Web page and app entries:
*** Begin section ***
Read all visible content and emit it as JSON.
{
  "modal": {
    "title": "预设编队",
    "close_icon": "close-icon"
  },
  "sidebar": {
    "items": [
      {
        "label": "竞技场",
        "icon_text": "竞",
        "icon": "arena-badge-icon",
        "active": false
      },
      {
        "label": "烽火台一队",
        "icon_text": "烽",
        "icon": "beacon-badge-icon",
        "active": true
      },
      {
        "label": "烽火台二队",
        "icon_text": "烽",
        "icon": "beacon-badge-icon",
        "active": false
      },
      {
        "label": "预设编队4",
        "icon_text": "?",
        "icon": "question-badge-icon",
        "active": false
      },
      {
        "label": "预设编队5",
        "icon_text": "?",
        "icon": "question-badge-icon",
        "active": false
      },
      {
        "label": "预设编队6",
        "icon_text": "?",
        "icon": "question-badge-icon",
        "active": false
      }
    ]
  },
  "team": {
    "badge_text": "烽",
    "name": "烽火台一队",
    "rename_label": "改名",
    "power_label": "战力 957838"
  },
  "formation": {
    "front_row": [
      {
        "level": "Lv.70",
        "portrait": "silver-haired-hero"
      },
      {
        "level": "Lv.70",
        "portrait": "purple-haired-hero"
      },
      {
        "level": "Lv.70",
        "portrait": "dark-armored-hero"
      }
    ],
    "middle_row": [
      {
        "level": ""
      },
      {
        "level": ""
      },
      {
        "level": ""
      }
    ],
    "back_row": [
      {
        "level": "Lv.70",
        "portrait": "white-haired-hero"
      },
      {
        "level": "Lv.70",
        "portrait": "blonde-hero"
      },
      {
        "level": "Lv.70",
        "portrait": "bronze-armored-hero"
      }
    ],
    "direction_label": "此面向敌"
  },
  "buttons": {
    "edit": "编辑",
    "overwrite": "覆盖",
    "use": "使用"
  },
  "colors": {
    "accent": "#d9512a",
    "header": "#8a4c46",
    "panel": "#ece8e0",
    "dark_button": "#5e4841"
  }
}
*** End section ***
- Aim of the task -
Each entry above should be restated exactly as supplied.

- Exercise answer -
Read all visible content and emit it as JSON.
{
  "modal": {
    "title": "预设编队",
    "close_icon": "close-icon"
  },
  "sidebar": {
    "items": [
      {
        "label": "竞技场",
        "icon_text": "竞",
        "icon": "arena-badge-icon",
        "active": false
      },
      {
        "label": "烽火台一队",
        "icon_text": "烽",
        "icon": "beacon-badge-icon",
        "active": true
      },
      {
        "label": "烽火台二队",
        "icon_text": "烽",
        "icon": "beacon-badge-icon",
        "active": false
      },
      {
        "label": "预设编队4",
        "icon_text": "?",
        "icon": "question-badge-icon",
        "active": false
      },
      {
        "label": "预设编队5",
        "icon_text": "?",
        "icon": "question-badge-icon",
        "active": false
      },
      {
        "label": "预设编队6",
        "icon_text": "?",
        "icon": "question-badge-icon",
        "active": false
      }
    ]
  },
  "team": {
    "badge_text": "烽",
    "name": "烽火台一队",
    "rename_label": "改名",
    "power_label": "战力 957838"
  },
  "formation": {
    "front_row": [
      {
        "level": "Lv.70",
        "portrait": "silver-haired-hero"
      },
      {
        "level": "Lv.70",
        "portrait": "purple-haired-hero"
      },
      {
        "level": "Lv.70",
        "portrait": "dark-armored-hero"
      }
    ],
    "middle_row": [
      {
        "level": ""
      },
      {
        "level": ""
      },
      {
        "level": ""
      }
    ],
    "back_row": [
      {
        "level": "Lv.70",
        "portrait": "white-haired-hero"
      },
      {
        "level": "Lv.70",
        "portrait": "blonde-hero"
      },
      {
        "level": "Lv.70",
        "portrait": "bronze-armored-hero"
      }
    ],
    "direction_label": "此面向敌"
  },
  "buttons": {
    "edit": "编辑",
    "overwrite": "覆盖",
    "use": "使用"
  },
  "colors": {
    "accent": "#d9512a",
    "header": "#8a4c46",
    "panel": "#ece8e0",
    "dark_button": "#5e4841"
  }
}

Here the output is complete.